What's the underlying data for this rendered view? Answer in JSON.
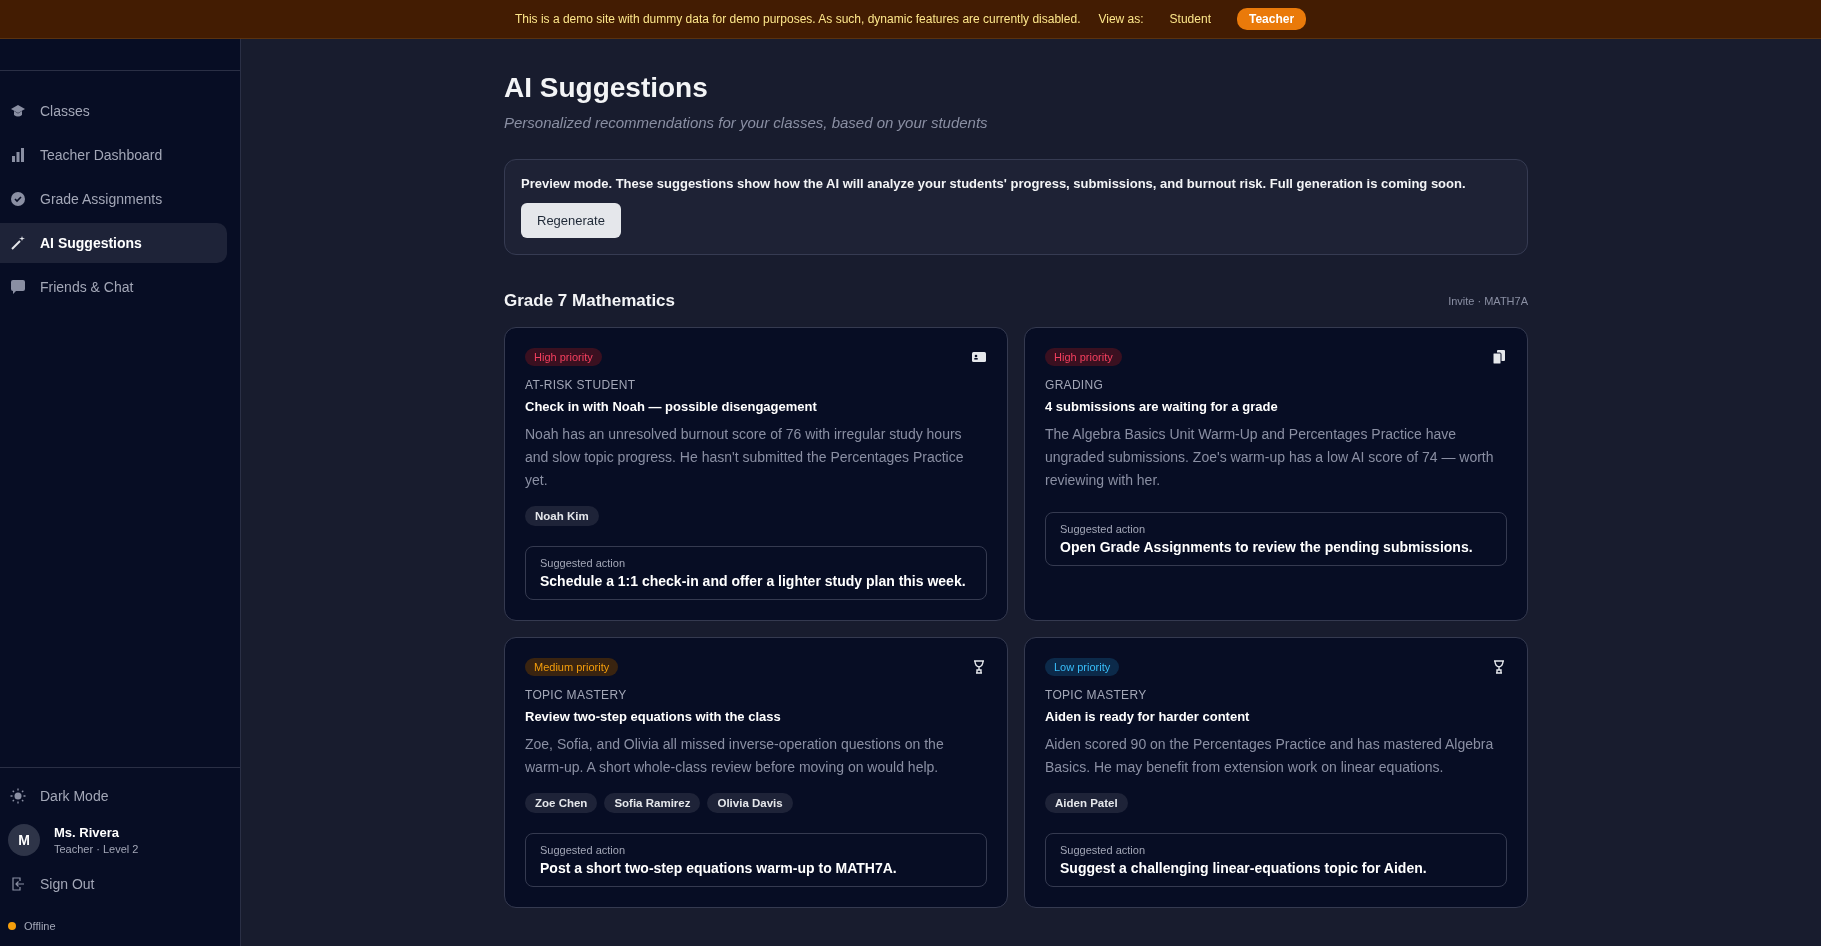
{
  "banner": {
    "message": "This is a demo site with dummy data for demo purposes. As such, dynamic features are currently disabled.",
    "view_as_label": "View as:",
    "view_options": [
      {
        "label": "Student",
        "selected": false
      },
      {
        "label": "Teacher",
        "selected": true
      }
    ]
  },
  "sidebar": {
    "items": [
      {
        "label": "Classes",
        "kind": "classes",
        "selected": false
      },
      {
        "label": "Teacher Dashboard",
        "kind": "dashboard",
        "selected": false
      },
      {
        "label": "Grade Assignments",
        "kind": "grade",
        "selected": false
      },
      {
        "label": "AI Suggestions",
        "kind": "ai",
        "selected": true
      },
      {
        "label": "Friends & Chat",
        "kind": "chat",
        "selected": false
      }
    ],
    "theme_toggle": "Dark Mode",
    "user": {
      "initial": "M",
      "name": "Ms. Rivera",
      "role": "Teacher · Level 2"
    },
    "sign_out": "Sign Out",
    "status": {
      "label": "Offline",
      "color": "#f59e0b"
    }
  },
  "page": {
    "title": "AI Suggestions",
    "subtitle": "Personalized recommendations for your classes, based on your students",
    "notice": {
      "text": "Preview mode. These suggestions show how the AI will analyze your students' progress, submissions, and burnout risk. Full generation is coming soon.",
      "button": "Regenerate"
    },
    "class_section": {
      "title": "Grade 7 Mathematics",
      "invite": "Invite · MATH7A",
      "cards": [
        {
          "priority": {
            "label": "High priority",
            "kind": "high"
          },
          "kind": "at-risk",
          "category": "AT-RISK STUDENT",
          "title": "Check in with Noah — possible disengagement",
          "body": "Noah has an unresolved burnout score of 76 with irregular study hours and slow topic progress. He hasn't submitted the Percentages Practice yet.",
          "students": [
            "Noah Kim"
          ],
          "action_label": "Suggested action",
          "action": "Schedule a 1:1 check-in and offer a lighter study plan this week."
        },
        {
          "priority": {
            "label": "High priority",
            "kind": "high"
          },
          "kind": "grading",
          "category": "GRADING",
          "title": "4 submissions are waiting for a grade",
          "body": "The Algebra Basics Unit Warm-Up and Percentages Practice have ungraded submissions. Zoe's warm-up has a low AI score of 74 — worth reviewing with her.",
          "action_label": "Suggested action",
          "action": "Open Grade Assignments to review the pending submissions."
        },
        {
          "priority": {
            "label": "Medium priority",
            "kind": "medium"
          },
          "kind": "mastery",
          "category": "TOPIC MASTERY",
          "title": "Review two-step equations with the class",
          "body": "Zoe, Sofia, and Olivia all missed inverse-operation questions on the warm-up. A short whole-class review before moving on would help.",
          "students": [
            "Zoe Chen",
            "Sofia Ramirez",
            "Olivia Davis"
          ],
          "action_label": "Suggested action",
          "action": "Post a short two-step equations warm-up to MATH7A."
        },
        {
          "priority": {
            "label": "Low priority",
            "kind": "low"
          },
          "kind": "mastery",
          "category": "TOPIC MASTERY",
          "title": "Aiden is ready for harder content",
          "body": "Aiden scored 90 on the Percentages Practice and has mastered Algebra Basics. He may benefit from extension work on linear equations.",
          "students": [
            "Aiden Patel"
          ],
          "action_label": "Suggested action",
          "action": "Suggest a challenging linear-equations topic for Aiden."
        }
      ]
    }
  }
}
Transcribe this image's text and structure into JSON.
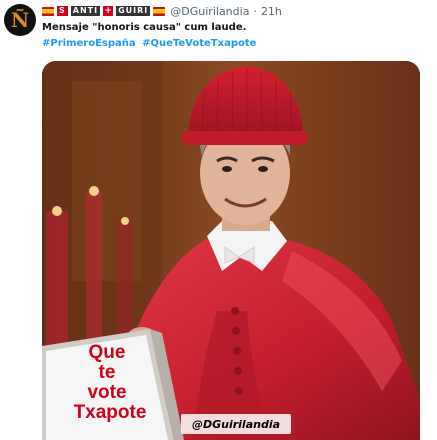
{
  "tweet": {
    "avatar_letter": "Ñ",
    "display_name_parts": [
      "S",
      "ANTI",
      "+",
      "GUIRI"
    ],
    "handle": "@DGuirilandia",
    "separator": "·",
    "time": "21h",
    "text": "Mensaje \"honoris causa\" cum laude.",
    "hashtags": [
      "#PrimeroEspaña",
      "#QueTeVoteTxapote"
    ]
  },
  "media": {
    "sign_lines": [
      "Que",
      "te",
      "vote",
      "Txapote"
    ],
    "watermark": "@DGuirilandia"
  },
  "colors": {
    "link": "#1d9bf0",
    "sign_text": "#d0021b",
    "robe": "#c8202e"
  }
}
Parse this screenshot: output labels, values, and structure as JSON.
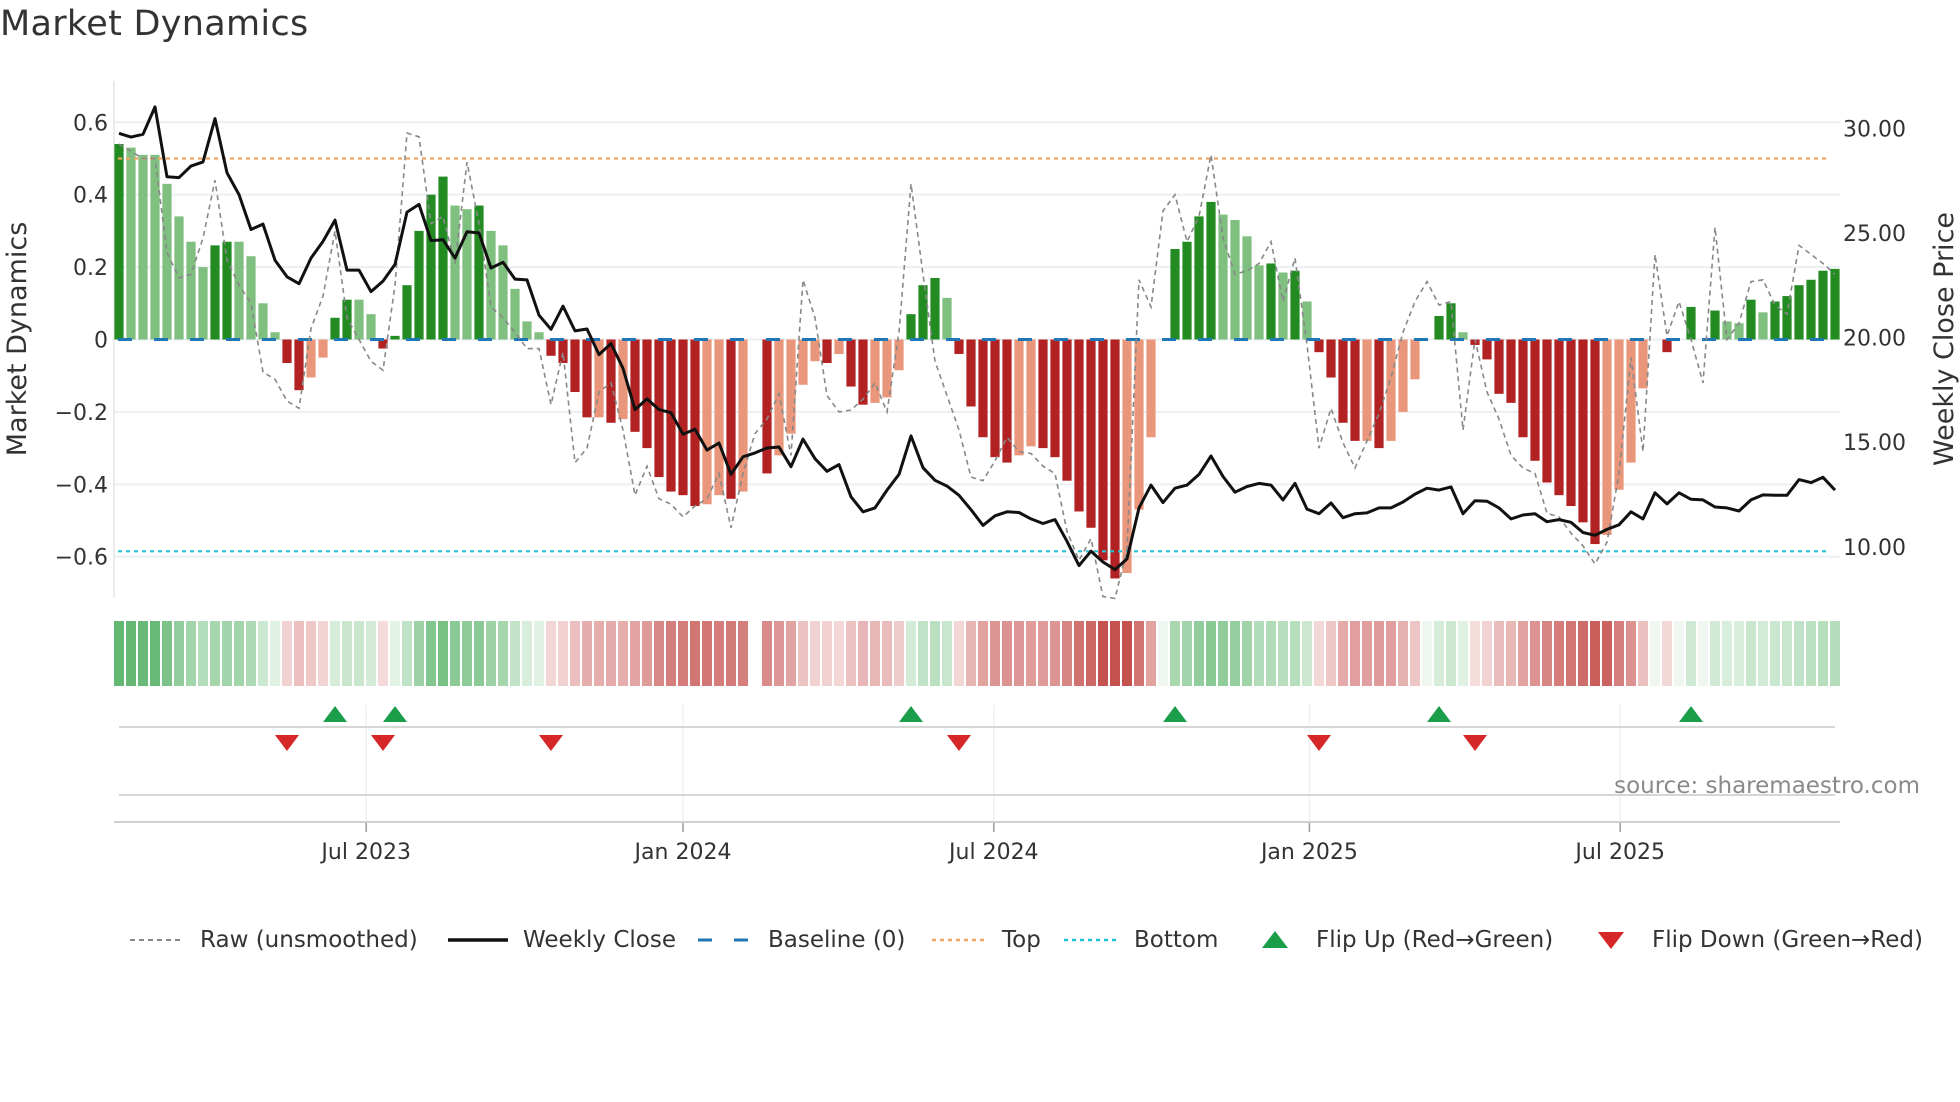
{
  "title": "Market Dynamics",
  "source": "source: sharemaestro.com",
  "legend": [
    {
      "label": "Raw (unsmoothed)",
      "icon": "dashed-gray-line"
    },
    {
      "label": "Weekly Close",
      "icon": "solid-black-line"
    },
    {
      "label": "Baseline (0)",
      "icon": "dashed-blue-line"
    },
    {
      "label": "Top",
      "icon": "dotted-orange-line"
    },
    {
      "label": "Bottom",
      "icon": "dotted-cyan-line"
    },
    {
      "label": "Flip Up (Red→Green)",
      "icon": "up-triangle-icon"
    },
    {
      "label": "Flip Down (Green→Red)",
      "icon": "down-triangle-icon"
    }
  ],
  "colors": {
    "pos_strong": "#228b22",
    "pos_weak": "#7fbf7f",
    "neg_strong": "#b22222",
    "neg_weak": "#e9967a",
    "baseline": "#1f77b4",
    "top": "#f4a460",
    "bottom": "#22c3d6",
    "raw": "#888888",
    "close": "#111111",
    "flip_up": "#1a9e4a",
    "flip_down": "#d62728"
  },
  "chart_data": {
    "type": "bar",
    "title": "Market Dynamics",
    "ylabel": "Market Dynamics",
    "y2label": "Weekly Close Price",
    "ylim": [
      -0.714,
      0.714
    ],
    "y2lim": [
      7.55,
      32.27
    ],
    "yticks": [
      "0.6",
      "0.4",
      "0.2",
      "0",
      "−0.2",
      "−0.4",
      "−0.6"
    ],
    "ytick_values": [
      0.6,
      0.4,
      0.2,
      0,
      -0.2,
      -0.4,
      -0.6
    ],
    "y2ticks": [
      "30.00",
      "25.00",
      "20.00",
      "15.00",
      "10.00"
    ],
    "y2tick_values": [
      30,
      25,
      20,
      15,
      10
    ],
    "xticks": [
      {
        "label": "Jul 2023",
        "week": 20.6
      },
      {
        "label": "Jan 2024",
        "week": 47.0
      },
      {
        "label": "Jul 2024",
        "week": 72.9
      },
      {
        "label": "Jan 2025",
        "week": 99.2
      },
      {
        "label": "Jul 2025",
        "week": 125.1
      }
    ],
    "top_level": 0.5,
    "bottom_level": -0.585,
    "baseline": 0,
    "grid": true,
    "legend_position": "bottom",
    "dynamics": [
      0.54,
      0.53,
      0.51,
      0.51,
      0.43,
      0.34,
      0.27,
      0.2,
      0.26,
      0.27,
      0.27,
      0.23,
      0.1,
      0.02,
      -0.065,
      -0.14,
      -0.105,
      -0.05,
      0.06,
      0.11,
      0.11,
      0.07,
      -0.025,
      0.01,
      0.15,
      0.3,
      0.4,
      0.45,
      0.37,
      0.36,
      0.37,
      0.3,
      0.26,
      0.14,
      0.05,
      0.02,
      -0.045,
      -0.065,
      -0.145,
      -0.215,
      -0.215,
      -0.23,
      -0.22,
      -0.255,
      -0.3,
      -0.38,
      -0.42,
      -0.43,
      -0.46,
      -0.455,
      -0.43,
      -0.44,
      -0.42,
      null,
      -0.37,
      -0.32,
      -0.26,
      -0.125,
      -0.06,
      -0.065,
      -0.04,
      -0.13,
      -0.18,
      -0.175,
      -0.16,
      -0.085,
      0.07,
      0.15,
      0.17,
      0.115,
      -0.04,
      -0.185,
      -0.27,
      -0.325,
      -0.34,
      -0.32,
      -0.295,
      -0.3,
      -0.325,
      -0.39,
      -0.475,
      -0.52,
      -0.61,
      -0.66,
      -0.645,
      -0.47,
      -0.27,
      0,
      0.25,
      0.27,
      0.34,
      0.38,
      0.345,
      0.33,
      0.285,
      0.205,
      0.21,
      0.185,
      0.19,
      0.105,
      -0.035,
      -0.105,
      -0.23,
      -0.28,
      -0.28,
      -0.3,
      -0.28,
      -0.2,
      -0.11,
      0,
      0.065,
      0.1,
      0.02,
      -0.015,
      -0.055,
      -0.15,
      -0.175,
      -0.27,
      -0.335,
      -0.395,
      -0.43,
      -0.46,
      -0.505,
      -0.565,
      -0.54,
      -0.415,
      -0.34,
      -0.135,
      0,
      -0.035,
      0,
      0.09,
      0,
      0.08,
      0.05,
      0.045,
      0.11,
      0.075,
      0.105,
      0.12,
      0.15,
      0.165,
      0.19,
      0.195
    ],
    "raw": [
      0.54,
      0.52,
      0.5,
      0.5,
      0.24,
      0.17,
      0.18,
      0.28,
      0.44,
      0.22,
      0.15,
      0.1,
      -0.09,
      -0.11,
      -0.17,
      -0.19,
      0.03,
      0.12,
      0.3,
      0.06,
      0,
      -0.06,
      -0.085,
      0.15,
      0.57,
      0.56,
      0.32,
      0.34,
      0.21,
      0.49,
      0.32,
      0.09,
      0.06,
      0.02,
      -0.025,
      -0.025,
      -0.18,
      -0.035,
      -0.34,
      -0.3,
      -0.145,
      -0.12,
      -0.25,
      -0.43,
      -0.35,
      -0.44,
      -0.455,
      -0.49,
      -0.46,
      -0.44,
      -0.37,
      -0.52,
      -0.37,
      -0.26,
      -0.22,
      -0.15,
      -0.32,
      0.165,
      0.06,
      -0.155,
      -0.2,
      -0.195,
      -0.165,
      -0.12,
      -0.2,
      0.02,
      0.43,
      0.18,
      -0.06,
      -0.155,
      -0.25,
      -0.38,
      -0.39,
      -0.335,
      -0.27,
      -0.31,
      -0.315,
      -0.35,
      -0.37,
      -0.53,
      -0.61,
      -0.55,
      -0.71,
      -0.715,
      -0.58,
      0.165,
      0.09,
      0.355,
      0.4,
      0.27,
      0.34,
      0.51,
      0.28,
      0.18,
      0.19,
      0.21,
      0.27,
      0.105,
      0.225,
      -0.015,
      -0.3,
      -0.19,
      -0.285,
      -0.355,
      -0.28,
      -0.205,
      -0.105,
      0.02,
      0.105,
      0.16,
      0.095,
      0.105,
      -0.25,
      0,
      -0.145,
      -0.22,
      -0.32,
      -0.355,
      -0.37,
      -0.48,
      -0.49,
      -0.535,
      -0.57,
      -0.62,
      -0.56,
      -0.37,
      -0.05,
      -0.31,
      0.235,
      0.01,
      0.105,
      0,
      -0.12,
      0.31,
      0,
      0.045,
      0.16,
      0.165,
      0.095,
      0.07,
      0.26,
      0.235,
      0.21,
      0.18
    ],
    "weekly_close": [
      29.77,
      29.59,
      29.72,
      31.03,
      27.69,
      27.65,
      28.2,
      28.4,
      30.47,
      27.88,
      26.84,
      25.17,
      25.43,
      23.7,
      22.91,
      22.58,
      23.8,
      24.6,
      25.62,
      23.23,
      23.23,
      22.2,
      22.7,
      23.5,
      26.0,
      26.37,
      24.64,
      24.68,
      23.8,
      25.06,
      25.0,
      23.33,
      23.6,
      22.8,
      22.76,
      21.07,
      20.4,
      21.5,
      20.32,
      20.41,
      19.19,
      19.72,
      18.53,
      16.56,
      17.07,
      16.56,
      16.41,
      15.38,
      15.62,
      14.62,
      14.96,
      13.46,
      14.3,
      14.49,
      14.72,
      14.77,
      13.83,
      15.15,
      14.21,
      13.61,
      13.93,
      12.39,
      11.67,
      11.86,
      12.71,
      13.46,
      15.3,
      13.78,
      13.18,
      12.9,
      12.46,
      11.77,
      11.02,
      11.48,
      11.67,
      11.64,
      11.33,
      11.11,
      11.3,
      10.26,
      9.1,
      9.79,
      9.27,
      8.91,
      9.42,
      11.86,
      12.95,
      12.11,
      12.8,
      12.95,
      13.46,
      14.34,
      13.36,
      12.61,
      12.88,
      13.03,
      12.95,
      12.24,
      13.03,
      11.8,
      11.58,
      12.09,
      11.39,
      11.58,
      11.62,
      11.86,
      11.86,
      12.14,
      12.52,
      12.8,
      12.71,
      12.86,
      11.58,
      12.2,
      12.18,
      11.86,
      11.33,
      11.52,
      11.58,
      11.2,
      11.3,
      11.17,
      10.68,
      10.55,
      10.83,
      11.05,
      11.67,
      11.33,
      12.58,
      12.05,
      12.58,
      12.27,
      12.24,
      11.9,
      11.86,
      11.71,
      12.24,
      12.48,
      12.46,
      12.46,
      13.21,
      13.07,
      13.32,
      12.71
    ]
  }
}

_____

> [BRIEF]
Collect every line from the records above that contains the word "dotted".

> [REPLY TO THE TASK]
      "icon": "dotted-orange-line"
      "icon": "dotted-cyan-line"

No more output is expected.